One such insightful experience for Gavin and his classmates comes through the Clean Air Initiative, a project in which Morehead students are monitoring the ozone’s impact on plants. Students are using a special garden they planted with Clean Air Carolina, a non-profit organization dedicated to improving air quality in the Charlotte region.
The garden includes cardinal flowers, common milkweed, Black-eyed susans and cutleaf coneflowers – plants that are particularly sensitive to air pollution. More planting and observations will continue this fall, as well as Morehead students’ data collection for Clean Air Carolina.
Christopher Triolo, Principal of Morehead, says as students observe and measure the garden plants, there are opportunities to integrate math, science, reading, and writing into their studies. Since the garden serves all grade levels, teachers find fun ways to teach similar concepts on an age-appropriate level.
For example, kindergarten students learn to spell the names of the plants and their different parts. Fourth-grade students use the garden as a writing prompt about the impact of ozone gases on living plants. And sixth-grade students wrote a persuasive essay on the importance of reducing pollution, “using data from the garden to justify their position,” Triolo says.
The upcoming school year brings two new electives emphasizing STEM. These include a new technology lab – where students will focus on web design, blogs, wikis, podcasts and video casts – and a foreign language component offering Chinese to students at all grade levels.
Race for the sun Charlotte Motor Speedway served as the venue for another innovative project tapping students’ STEM skills.
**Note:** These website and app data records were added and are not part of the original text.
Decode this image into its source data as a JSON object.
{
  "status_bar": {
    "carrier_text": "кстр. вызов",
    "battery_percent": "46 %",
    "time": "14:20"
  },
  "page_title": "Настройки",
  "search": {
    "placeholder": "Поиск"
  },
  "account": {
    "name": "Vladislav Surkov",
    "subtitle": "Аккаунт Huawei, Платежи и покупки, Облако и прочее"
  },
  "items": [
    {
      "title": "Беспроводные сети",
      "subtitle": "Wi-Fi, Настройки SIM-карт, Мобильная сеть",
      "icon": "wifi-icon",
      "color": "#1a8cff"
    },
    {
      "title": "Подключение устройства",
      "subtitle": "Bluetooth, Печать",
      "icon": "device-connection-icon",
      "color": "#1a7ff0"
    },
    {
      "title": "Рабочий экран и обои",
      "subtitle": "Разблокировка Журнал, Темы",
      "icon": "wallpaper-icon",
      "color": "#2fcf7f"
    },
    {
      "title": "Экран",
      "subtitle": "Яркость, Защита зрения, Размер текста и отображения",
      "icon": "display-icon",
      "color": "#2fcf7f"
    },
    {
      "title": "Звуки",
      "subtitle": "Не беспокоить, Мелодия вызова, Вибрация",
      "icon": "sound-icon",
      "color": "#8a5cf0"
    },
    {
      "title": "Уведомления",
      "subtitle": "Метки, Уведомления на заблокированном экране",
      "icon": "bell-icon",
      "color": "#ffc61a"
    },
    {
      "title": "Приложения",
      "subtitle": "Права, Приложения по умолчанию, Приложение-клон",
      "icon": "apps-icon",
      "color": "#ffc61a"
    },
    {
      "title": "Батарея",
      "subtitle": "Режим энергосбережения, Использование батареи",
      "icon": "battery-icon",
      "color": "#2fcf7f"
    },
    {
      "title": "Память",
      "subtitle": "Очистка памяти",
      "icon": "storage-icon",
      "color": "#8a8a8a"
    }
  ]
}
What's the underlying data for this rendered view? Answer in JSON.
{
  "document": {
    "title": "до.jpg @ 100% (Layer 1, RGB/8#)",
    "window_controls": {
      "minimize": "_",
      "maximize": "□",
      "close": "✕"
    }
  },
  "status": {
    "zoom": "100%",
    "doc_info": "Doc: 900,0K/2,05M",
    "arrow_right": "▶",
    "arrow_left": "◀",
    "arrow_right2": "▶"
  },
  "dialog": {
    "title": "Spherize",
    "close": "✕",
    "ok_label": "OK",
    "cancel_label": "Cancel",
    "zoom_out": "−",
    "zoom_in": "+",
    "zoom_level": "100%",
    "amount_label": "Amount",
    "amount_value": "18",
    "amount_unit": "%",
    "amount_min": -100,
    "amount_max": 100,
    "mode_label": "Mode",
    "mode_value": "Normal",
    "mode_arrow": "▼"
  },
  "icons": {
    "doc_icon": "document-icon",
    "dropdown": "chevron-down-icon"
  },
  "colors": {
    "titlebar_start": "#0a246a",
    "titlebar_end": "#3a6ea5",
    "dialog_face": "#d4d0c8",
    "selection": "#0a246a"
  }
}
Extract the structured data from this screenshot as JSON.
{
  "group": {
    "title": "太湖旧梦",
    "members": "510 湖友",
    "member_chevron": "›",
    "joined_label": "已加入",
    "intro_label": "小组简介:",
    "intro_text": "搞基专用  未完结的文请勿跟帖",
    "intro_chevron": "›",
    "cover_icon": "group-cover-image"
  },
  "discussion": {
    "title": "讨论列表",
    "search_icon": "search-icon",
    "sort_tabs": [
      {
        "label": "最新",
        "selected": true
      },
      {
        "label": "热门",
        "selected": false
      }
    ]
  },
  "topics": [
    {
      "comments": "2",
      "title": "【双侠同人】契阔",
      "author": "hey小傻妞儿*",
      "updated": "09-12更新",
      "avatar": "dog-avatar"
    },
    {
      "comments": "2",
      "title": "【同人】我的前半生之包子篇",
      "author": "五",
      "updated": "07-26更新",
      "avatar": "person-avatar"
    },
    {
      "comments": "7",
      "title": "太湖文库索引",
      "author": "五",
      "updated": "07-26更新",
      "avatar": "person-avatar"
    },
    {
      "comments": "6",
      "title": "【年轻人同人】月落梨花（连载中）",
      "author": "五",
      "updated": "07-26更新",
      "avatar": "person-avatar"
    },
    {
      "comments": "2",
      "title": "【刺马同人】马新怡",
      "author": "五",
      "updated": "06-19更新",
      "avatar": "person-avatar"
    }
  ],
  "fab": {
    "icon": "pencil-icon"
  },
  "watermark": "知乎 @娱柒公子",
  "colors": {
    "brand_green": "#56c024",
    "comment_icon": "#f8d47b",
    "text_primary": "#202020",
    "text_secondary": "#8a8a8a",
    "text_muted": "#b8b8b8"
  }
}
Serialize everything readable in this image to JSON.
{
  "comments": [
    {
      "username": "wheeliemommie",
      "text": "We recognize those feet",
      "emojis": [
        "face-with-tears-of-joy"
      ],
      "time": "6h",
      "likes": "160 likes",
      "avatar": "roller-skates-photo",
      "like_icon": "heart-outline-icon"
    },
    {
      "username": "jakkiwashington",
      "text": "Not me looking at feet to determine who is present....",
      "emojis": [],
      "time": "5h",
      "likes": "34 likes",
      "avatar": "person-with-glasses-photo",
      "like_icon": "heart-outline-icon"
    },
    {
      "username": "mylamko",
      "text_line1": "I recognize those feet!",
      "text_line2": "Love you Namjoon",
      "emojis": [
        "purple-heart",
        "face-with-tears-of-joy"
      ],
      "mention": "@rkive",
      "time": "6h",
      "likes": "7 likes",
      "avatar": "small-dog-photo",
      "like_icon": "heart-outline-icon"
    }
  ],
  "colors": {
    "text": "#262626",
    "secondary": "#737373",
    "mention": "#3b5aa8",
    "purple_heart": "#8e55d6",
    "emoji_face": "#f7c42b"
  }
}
Seventh-graders from Charlotte’s Metrolina Regional Scholars’ Academy, a K-8 charter school for children of extremely high intellectual ability, participated in the Solar Sprint at the speedway last spring. The project requires students to design and construct solar-powered model cars, then compete with them in several categories, including construction, performance, specifications compliance, design and group dynamics.
“Renewable energy is becoming more and more prevalent in the racing community, and it was great to see the students having fun with both,” says Charlotte Motor Speedway’s Community Relations Coordinator Jeslyn Williams
A collaboration between the science and mathematics programs at the Scholars’ Academy, the Solar Sprint applies math, science and engineering skills as students, working in teams, design and build model solar race cars.
“The solar car project is important to our curriculum because it offers students a chance to work hands-on across disciplines,” says Heather Lannon, Scholars’ Academy teacher of Environmental Science, Physical Science, and Biology. “Students explore topics such as electricity, photovoltaic cells, gear ratios, vectors and much more as they engineer cars. The students absolutely love this project because they see the final product of their labors and understand how the car works.”
Scholars’ Academy student Kyle Mitchell, who worked on designing and building a solar-powered car with his teammate twice a week for two months prior to the Solar Sprint, says his favorite part of the process was experimenting with different components of the car to get it to run well.
“We had quite a few problems. The gear ratio was too high, and then the wheels fell off,” explains Kyle. “But, we eventually got our car to go really fast using the solar power. Unfortunately, it was cloudy on race day, so we had to switch to battery power and we didn’t have the right gear ratio for that situation. We still had fun, though. ”
“It was great to see Kyle’s team compete,” says Kyle’s mom, Heather Mitchell. “They had to make many changes at the last minute when they switched from solar to battery power. It was a great lesson in flexibility. It definitely enhanced his math and science education and helped him to apply them to real-world situations.”